A WREATH laying ceremony is to take place in Worcester to honour the bravery of a local soldier during the opening exchanges of the First World War Battle of the Somme.

It is to be held at the Worcestershire Regiment memorial stone in Gheluvelt Park on Sunday, July 3, one hundred years to the day after Private Thomas Turrall was awarded the Victoria Cross for rescuing a severely wounded officer from the battlefield. Sadly the officer, Lt Jennings, died two hours after Turrall carried him to safety, but not before he had dictated an account of the soldier's actions which led to Pte Turrall receiving the VC.

The action took place at the strongly fortified village of La Boiselle in France, which was captured by the British in a night attack. However, all the senior officers were killed or wounded and control was difficult. Small parties, one of which was led by Lt Jennings pushed forward through the village, bombing, taking prisoners and picking up stragglers.

Pte Turrall, one of the Battalion bombers, joined the party as a hidden machine gun opened fire. Turrall flung himself flat, escaping injury, but the rest of the party were killed, except Lt Jennings, whose leg was shattered.

Turrall dragged him to a shell hole, bandaging his leg with one of his puttees, using the halve of his entrenching tool as a splint. The pair were bombed from behind a hedge by a party of Germans, but Turrall shot two of them dead through a gap in the hedge and the others retired. Later in the day the Germans made an unsuccessful counter-attack on the village. By this time the officer had fainted, so Turrall shammed dead successfully, although the Germans prodded him with their bayonets as they passed.
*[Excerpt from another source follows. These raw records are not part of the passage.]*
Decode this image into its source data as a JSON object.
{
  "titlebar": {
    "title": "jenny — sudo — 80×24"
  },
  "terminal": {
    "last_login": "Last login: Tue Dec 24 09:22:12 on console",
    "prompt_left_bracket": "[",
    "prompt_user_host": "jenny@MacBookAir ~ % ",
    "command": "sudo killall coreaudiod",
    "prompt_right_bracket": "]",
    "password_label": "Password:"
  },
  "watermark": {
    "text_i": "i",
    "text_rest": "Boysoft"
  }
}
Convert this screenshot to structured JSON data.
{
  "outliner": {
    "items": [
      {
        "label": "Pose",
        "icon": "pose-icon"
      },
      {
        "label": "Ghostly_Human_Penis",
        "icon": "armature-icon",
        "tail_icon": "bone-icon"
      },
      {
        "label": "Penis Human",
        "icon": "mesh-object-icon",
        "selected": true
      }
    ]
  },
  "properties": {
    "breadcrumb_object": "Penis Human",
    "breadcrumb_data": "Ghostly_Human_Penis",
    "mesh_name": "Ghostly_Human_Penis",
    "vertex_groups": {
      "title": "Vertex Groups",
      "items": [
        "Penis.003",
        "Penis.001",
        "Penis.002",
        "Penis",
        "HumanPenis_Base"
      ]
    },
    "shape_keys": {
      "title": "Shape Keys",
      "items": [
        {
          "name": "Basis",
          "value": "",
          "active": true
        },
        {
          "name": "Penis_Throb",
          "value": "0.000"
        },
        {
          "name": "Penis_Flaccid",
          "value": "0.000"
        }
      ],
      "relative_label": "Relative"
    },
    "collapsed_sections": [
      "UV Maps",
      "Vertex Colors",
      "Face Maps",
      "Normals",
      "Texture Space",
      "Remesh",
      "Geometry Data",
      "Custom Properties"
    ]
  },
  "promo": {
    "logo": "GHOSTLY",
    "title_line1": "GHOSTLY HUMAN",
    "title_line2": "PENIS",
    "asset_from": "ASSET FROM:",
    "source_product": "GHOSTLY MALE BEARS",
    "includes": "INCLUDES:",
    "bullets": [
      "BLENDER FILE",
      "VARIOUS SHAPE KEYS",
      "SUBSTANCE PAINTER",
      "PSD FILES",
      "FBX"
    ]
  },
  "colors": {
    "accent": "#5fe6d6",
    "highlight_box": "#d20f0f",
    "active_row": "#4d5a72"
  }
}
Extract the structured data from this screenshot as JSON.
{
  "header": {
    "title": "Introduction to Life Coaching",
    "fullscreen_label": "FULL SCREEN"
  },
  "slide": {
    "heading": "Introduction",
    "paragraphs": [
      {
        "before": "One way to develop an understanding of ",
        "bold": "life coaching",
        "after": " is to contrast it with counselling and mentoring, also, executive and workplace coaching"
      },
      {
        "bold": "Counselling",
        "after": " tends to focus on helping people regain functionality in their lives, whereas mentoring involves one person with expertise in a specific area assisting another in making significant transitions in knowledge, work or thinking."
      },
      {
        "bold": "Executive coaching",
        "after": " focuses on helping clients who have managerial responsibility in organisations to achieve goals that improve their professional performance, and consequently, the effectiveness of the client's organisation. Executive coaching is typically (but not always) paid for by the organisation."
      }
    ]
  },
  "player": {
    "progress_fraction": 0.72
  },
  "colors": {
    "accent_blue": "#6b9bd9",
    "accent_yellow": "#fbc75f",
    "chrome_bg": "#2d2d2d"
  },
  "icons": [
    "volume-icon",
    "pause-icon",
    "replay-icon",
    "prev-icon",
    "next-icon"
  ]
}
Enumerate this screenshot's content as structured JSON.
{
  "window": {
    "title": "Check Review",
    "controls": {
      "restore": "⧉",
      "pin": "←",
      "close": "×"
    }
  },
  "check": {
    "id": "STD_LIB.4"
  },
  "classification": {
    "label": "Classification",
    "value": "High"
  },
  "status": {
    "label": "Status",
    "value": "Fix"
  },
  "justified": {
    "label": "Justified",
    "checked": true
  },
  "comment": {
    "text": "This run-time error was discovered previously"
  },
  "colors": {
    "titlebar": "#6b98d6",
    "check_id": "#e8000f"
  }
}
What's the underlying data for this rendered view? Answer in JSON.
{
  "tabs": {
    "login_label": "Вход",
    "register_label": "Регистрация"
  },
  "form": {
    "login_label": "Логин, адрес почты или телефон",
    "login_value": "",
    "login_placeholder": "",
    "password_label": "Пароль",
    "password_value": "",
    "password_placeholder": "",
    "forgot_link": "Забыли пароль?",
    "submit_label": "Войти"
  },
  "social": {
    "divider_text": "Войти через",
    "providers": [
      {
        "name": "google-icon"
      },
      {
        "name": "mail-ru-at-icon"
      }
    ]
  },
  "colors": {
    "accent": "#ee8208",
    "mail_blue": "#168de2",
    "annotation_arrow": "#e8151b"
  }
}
At night he managed to make his way back to the trenches, carrying the wounded officer. Lt Jennings, who was very tall, had his arms round Turrall's neck and the sentry at first was on the point of shooting him for not putting up his hands. Fortunately Turrall was able to explain the situation in time.

Thomas Turrall was aged 30 when he won his VC. He died on February 21, 1964 in Birmingham. His VC is on display at the Regimental Museum in the City Art Gallery, Foregate Street, Worcester.